▸ **Provided entries**:
· · · · · · ·

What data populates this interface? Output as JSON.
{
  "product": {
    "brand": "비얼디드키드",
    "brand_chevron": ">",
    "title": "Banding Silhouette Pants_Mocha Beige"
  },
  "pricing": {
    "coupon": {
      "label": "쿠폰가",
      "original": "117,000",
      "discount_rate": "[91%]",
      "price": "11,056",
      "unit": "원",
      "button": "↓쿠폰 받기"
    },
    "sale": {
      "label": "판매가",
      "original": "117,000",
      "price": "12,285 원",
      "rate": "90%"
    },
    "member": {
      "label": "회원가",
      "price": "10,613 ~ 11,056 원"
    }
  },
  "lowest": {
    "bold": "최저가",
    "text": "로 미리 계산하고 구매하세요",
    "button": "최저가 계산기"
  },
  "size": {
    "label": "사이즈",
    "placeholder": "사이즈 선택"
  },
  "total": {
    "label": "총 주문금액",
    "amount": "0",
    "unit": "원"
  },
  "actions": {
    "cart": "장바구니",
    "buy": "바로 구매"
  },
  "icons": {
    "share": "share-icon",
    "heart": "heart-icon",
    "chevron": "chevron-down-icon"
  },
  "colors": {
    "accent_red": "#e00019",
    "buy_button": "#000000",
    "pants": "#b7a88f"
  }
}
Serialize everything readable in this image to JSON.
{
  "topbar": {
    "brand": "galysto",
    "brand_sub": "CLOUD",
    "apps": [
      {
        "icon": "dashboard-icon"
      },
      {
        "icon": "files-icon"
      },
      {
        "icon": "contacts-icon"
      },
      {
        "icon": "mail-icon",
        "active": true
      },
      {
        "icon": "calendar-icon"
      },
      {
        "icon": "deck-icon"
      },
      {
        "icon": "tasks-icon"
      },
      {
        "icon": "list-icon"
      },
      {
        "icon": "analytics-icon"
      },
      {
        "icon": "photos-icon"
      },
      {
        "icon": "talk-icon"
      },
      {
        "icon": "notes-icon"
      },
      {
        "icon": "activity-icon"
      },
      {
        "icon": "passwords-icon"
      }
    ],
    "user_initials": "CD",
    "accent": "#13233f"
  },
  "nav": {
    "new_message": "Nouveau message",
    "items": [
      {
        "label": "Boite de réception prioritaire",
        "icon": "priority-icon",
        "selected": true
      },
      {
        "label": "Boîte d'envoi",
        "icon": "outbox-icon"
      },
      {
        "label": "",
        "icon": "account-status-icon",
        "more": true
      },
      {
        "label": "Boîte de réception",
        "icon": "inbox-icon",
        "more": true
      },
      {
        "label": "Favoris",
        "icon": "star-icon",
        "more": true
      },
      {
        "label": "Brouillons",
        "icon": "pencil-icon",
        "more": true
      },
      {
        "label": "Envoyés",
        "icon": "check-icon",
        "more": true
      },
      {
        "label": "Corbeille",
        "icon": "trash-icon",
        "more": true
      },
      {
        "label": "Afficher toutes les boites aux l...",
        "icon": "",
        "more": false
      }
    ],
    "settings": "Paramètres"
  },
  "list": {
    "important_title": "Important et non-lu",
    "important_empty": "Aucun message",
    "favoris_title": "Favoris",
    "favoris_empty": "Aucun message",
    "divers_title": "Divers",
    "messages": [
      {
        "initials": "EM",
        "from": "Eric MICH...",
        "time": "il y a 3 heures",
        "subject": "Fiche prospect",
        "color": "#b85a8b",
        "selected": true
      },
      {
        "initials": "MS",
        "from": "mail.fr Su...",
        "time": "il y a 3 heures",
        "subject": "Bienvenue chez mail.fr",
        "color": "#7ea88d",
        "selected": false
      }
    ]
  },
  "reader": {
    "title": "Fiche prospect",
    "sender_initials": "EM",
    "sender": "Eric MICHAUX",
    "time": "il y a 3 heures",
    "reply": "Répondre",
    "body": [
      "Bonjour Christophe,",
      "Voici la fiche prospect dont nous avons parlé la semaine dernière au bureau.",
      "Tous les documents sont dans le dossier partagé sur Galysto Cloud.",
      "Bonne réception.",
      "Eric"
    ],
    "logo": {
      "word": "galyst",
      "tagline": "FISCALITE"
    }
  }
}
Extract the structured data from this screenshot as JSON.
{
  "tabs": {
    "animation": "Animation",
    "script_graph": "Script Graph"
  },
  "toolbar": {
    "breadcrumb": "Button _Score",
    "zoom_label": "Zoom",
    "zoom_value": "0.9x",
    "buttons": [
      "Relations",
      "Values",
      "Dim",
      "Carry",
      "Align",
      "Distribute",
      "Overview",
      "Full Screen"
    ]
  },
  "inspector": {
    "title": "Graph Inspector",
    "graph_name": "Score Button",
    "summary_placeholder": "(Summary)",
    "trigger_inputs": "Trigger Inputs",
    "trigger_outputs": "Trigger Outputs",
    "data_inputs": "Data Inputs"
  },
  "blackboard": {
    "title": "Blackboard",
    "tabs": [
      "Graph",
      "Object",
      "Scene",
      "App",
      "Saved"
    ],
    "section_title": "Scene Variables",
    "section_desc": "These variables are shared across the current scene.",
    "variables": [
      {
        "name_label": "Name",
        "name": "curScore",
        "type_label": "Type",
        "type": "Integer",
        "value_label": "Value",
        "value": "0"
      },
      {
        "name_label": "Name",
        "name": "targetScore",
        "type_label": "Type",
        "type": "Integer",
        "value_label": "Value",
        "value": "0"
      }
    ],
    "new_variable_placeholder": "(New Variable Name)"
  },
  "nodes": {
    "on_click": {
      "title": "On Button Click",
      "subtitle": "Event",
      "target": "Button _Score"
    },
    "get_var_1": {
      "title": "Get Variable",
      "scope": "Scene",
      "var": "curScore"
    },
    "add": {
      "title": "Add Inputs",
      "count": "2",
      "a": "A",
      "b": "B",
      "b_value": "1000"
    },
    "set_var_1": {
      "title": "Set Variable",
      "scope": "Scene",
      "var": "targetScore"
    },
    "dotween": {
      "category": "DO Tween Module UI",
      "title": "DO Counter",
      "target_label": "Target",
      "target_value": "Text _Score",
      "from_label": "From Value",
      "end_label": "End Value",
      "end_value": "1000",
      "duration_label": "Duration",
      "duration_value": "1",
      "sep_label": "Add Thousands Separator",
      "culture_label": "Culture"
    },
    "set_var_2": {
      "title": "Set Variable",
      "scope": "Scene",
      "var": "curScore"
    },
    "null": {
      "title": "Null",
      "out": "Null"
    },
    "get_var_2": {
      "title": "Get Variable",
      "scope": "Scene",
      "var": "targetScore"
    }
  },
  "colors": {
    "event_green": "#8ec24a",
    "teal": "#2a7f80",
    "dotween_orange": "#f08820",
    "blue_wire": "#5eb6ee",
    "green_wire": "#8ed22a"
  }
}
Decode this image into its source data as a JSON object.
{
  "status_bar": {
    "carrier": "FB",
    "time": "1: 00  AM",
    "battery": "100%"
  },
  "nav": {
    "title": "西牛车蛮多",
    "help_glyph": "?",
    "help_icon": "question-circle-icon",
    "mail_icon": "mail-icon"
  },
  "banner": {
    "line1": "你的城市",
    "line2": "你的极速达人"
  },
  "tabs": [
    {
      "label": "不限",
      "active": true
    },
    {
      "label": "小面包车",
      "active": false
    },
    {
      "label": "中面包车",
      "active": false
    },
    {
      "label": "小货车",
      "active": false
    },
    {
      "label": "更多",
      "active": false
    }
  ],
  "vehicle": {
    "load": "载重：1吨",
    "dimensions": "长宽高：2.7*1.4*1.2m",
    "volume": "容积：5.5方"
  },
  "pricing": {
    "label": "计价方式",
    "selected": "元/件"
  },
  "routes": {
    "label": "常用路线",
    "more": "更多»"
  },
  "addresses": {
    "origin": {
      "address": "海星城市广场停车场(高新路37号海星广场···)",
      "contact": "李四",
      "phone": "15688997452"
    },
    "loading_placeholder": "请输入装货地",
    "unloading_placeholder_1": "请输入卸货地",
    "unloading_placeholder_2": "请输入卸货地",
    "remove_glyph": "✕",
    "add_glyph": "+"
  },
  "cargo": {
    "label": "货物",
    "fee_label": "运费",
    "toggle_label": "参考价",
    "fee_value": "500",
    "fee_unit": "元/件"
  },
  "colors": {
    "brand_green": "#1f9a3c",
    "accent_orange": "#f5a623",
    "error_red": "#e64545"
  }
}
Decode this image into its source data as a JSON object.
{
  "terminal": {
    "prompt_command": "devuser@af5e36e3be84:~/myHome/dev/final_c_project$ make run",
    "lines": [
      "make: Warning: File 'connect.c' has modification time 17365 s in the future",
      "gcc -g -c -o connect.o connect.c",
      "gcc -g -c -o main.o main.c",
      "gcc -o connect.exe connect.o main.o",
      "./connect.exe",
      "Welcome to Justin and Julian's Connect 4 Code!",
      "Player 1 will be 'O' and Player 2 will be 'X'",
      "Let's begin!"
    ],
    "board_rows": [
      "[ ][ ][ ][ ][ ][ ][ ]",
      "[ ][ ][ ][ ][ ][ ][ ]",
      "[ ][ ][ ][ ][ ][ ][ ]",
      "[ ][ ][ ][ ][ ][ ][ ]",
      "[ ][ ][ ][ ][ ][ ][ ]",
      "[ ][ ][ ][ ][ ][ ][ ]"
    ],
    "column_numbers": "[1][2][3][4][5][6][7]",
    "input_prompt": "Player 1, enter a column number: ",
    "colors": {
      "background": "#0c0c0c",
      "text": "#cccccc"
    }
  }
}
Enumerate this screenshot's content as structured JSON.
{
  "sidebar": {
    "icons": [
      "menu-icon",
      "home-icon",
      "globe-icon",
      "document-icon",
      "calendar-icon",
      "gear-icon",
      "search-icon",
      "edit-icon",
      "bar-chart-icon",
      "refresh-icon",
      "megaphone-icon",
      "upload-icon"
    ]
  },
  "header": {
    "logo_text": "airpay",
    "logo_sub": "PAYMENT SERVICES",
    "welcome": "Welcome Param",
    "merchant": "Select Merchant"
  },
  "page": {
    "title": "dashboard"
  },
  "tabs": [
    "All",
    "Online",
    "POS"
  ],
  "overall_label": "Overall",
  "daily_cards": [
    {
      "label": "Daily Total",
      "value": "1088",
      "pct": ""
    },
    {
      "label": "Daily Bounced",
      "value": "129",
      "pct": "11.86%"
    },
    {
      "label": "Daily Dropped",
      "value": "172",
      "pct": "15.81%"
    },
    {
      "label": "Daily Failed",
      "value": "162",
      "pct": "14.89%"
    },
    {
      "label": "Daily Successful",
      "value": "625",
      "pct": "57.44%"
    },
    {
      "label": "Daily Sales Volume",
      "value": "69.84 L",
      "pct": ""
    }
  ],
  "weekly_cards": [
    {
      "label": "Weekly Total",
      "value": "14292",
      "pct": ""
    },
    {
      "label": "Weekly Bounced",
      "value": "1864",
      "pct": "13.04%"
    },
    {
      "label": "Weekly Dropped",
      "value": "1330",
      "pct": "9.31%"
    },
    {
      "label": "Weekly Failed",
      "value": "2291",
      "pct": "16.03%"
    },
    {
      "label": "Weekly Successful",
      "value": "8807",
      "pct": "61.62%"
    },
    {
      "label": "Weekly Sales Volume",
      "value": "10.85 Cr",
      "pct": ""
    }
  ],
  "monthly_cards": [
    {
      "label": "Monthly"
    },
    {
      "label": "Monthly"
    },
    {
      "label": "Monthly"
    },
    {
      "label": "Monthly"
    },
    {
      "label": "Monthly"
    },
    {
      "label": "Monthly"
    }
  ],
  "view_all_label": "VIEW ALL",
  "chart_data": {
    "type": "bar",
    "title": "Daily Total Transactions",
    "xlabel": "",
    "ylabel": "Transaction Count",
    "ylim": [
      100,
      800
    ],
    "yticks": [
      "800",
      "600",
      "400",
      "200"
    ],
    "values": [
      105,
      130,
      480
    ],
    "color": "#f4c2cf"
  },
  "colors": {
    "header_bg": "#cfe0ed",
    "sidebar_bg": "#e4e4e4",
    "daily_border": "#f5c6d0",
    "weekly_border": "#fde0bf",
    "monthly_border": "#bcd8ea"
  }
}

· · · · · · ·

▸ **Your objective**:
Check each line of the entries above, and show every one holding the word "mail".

▸ **Solution below**:
        "icon": "mail-icon",
        "from": "mail.fr Su...",
        "subject": "Bienvenue chez mail.fr",
    "mail_icon": "mail-icon"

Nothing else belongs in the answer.